Steven M. Cohen, Jacob B. Ukeles, and Ron Miller, Jewish Community Study of New York: 2011 (New York: UJA-Federation of New York, 2012), 188

Can be found at:

https://www.jewishdatabank.org/content/upload/bjdb/597/C-NY-New_York-2011-Main_Report.pdf

Pew Research Center, A Portrait of Jewish Americans (Washington, DC: Pew Research Center’s Religions and Public Life Project, 2013), 68

Can be found at:

https://www.jewishdatabank.org/content/upload/bjdb/715/jewish-american-full-report-for-web.pdf
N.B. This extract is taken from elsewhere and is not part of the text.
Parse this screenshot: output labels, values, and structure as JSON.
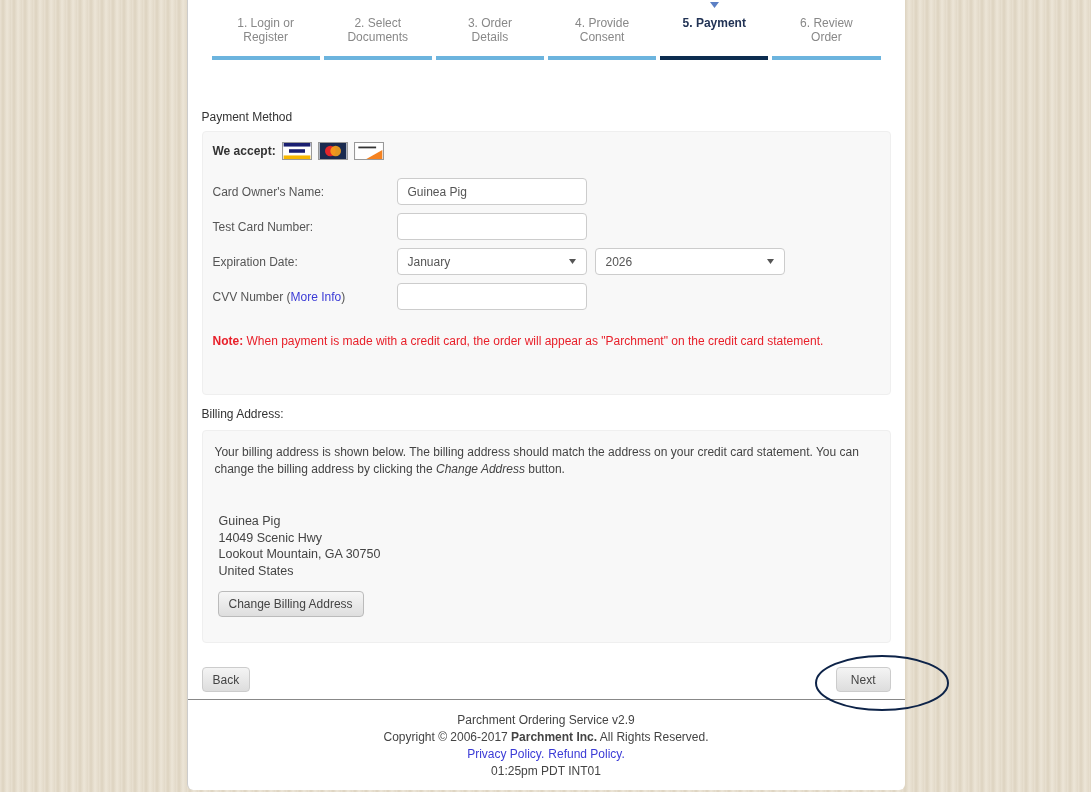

Chapter 13

Note 30

Steven M. Cohen, Jacob B. Ukeles, and Ron Miller, Jewish Community Study of New York: 2011 (New York: UJA-Federation of New York, 2012), 145, 149

Can be found at:

https://www.jewishdatabank.org/content/upload/bjdb/597/C-NY-New_York-2011-Main_Report.pdf

Note 32

Pew Research Center, A Portrait of Jewish Americans (Washington, DC: Pew Research Center’s Religions and Public Life Project, 2013), 51-52

Can be found at:

https://www.jewishdatabank.org/content/upload/bjdb/715/jewish-american-full-report-for-web.pdf

Chapter 15

Note 15

Arnold Dashefsky, Intermarriage and Jewish Journeys (Boston: National Center for Jewish Policy Studies at Hebrew College, 2008), 30–31

Can be found at:

https://www.jewishdatabank.org/content/upload/bjdb/563/N_2008_Intermarriage_and_Jewish_Journeys_in_the_United_States_Main_Report.pdf

Chapter 16

Note 1

Pew Research Center, A Portrait of Jewish Americans (Washington, DC: Pew Research Center’s Religions and Public Life Project, 2013), 10

Can be found at:

https://www.jewishdatabank.org/content/upload/bjdb/715/jewish-american-full-report-for-web.pdf

Note 27

“Should Efforts Be Made to Draw Interfaith Couples into the Jewish Community?” Jerusalem Report, December 16, 2002, 56, is no longer available at https://www.highbeam.com/doc/1P2-10029353.html. The article is reprinted at http://www.edmundcase.com/media/essays/810-2/.

Road Map Three

Note 1

Steven M. Cohen, Jacob B. Ukeles, and Ron Miller, Jewish Community Study of New York: 2011 (New York: UJA-Federation of New York, 2012), 249

Can be found at:

https://www.jewishdatabank.org/content/upload/bjdb/597/C-NY-New_York-2011-Main_Report.pdf

Chapter 21

Note 5

Steven M. Cohen, Jacob B. Ukeles, and Ron Miller, Jewish Community Study of New York: 2011 (New York: UJA-Federation of New York, 2012), 28

Can be found at:

https://www.jewishdatabank.org/content/upload/bjdb/597/C-NY-New_York-2011-Main_Report.pdf